*ACTION ITEM*. Search the material below for the string "شبکه" and list each line that holds it.

*PROVIDED DATA*.
::::::::::
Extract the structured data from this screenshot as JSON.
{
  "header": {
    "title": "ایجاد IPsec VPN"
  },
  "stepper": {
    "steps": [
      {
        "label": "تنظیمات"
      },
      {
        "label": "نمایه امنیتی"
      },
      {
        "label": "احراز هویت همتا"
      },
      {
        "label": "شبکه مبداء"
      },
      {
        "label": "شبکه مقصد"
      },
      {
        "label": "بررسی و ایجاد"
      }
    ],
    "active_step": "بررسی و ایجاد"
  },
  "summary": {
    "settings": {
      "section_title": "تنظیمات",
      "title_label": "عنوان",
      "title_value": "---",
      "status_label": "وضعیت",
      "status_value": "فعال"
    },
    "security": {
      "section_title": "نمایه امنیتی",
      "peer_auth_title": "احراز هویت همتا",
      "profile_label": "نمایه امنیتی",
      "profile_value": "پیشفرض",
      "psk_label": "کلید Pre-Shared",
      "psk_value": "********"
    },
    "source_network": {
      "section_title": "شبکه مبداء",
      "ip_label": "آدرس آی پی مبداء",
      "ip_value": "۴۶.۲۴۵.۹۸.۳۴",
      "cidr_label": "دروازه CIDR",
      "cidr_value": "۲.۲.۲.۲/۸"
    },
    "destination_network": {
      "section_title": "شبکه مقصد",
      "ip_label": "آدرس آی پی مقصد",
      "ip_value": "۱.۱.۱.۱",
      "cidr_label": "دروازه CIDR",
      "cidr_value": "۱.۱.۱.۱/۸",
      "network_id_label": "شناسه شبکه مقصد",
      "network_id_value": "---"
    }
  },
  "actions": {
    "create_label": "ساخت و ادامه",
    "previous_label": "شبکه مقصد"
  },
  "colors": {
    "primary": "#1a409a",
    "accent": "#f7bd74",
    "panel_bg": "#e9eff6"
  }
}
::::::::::
*SOLUTION TO THE EXERCISE*.
        "label": "شبکه مبداء"
        "label": "شبکه مقصد"
      "section_title": "شبکه مبداء",
      "section_title": "شبکه مقصد",
      "network_id_label": "شناسه شبکه مقصد",
    "previous_label": "شبکه مقصد"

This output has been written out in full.